- _Task_: Take every line containing "time" from the material and copy it.
+ + + +
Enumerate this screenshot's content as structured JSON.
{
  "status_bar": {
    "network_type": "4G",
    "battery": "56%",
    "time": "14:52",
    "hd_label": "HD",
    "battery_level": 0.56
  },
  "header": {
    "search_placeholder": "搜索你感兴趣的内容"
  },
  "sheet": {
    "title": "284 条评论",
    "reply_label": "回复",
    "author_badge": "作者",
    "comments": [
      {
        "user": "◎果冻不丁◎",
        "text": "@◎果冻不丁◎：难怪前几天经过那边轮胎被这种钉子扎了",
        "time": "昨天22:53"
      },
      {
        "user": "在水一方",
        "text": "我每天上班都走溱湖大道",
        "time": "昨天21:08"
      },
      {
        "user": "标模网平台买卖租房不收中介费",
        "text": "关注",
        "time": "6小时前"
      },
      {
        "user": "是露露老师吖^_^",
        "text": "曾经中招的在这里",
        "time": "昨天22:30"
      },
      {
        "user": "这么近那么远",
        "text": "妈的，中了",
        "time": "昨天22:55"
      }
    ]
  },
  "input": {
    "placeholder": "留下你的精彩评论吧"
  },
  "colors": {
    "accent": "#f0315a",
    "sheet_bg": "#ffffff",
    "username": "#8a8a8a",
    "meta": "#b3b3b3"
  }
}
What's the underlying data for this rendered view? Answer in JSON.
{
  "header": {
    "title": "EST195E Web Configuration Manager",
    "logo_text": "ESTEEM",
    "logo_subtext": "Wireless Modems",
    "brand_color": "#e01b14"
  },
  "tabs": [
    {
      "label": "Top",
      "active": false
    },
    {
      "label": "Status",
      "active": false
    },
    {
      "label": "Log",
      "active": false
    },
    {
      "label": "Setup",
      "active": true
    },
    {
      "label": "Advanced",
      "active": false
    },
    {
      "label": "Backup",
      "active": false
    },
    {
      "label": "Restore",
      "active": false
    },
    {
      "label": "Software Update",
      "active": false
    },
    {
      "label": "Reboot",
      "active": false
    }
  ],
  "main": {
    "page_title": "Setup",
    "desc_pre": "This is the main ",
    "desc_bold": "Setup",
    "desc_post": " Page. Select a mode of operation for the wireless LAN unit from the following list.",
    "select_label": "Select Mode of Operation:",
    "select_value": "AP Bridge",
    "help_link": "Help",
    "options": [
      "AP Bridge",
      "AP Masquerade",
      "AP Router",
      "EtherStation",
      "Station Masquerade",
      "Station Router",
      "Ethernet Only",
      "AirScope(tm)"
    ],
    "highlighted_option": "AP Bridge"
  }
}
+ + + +
- _Result for this task_:
    "time": "14:52",
        "time": "昨天22:53"
        "time": "昨天21:08"
        "time": "6小时前"
        "time": "昨天22:30"
        "time": "昨天22:55"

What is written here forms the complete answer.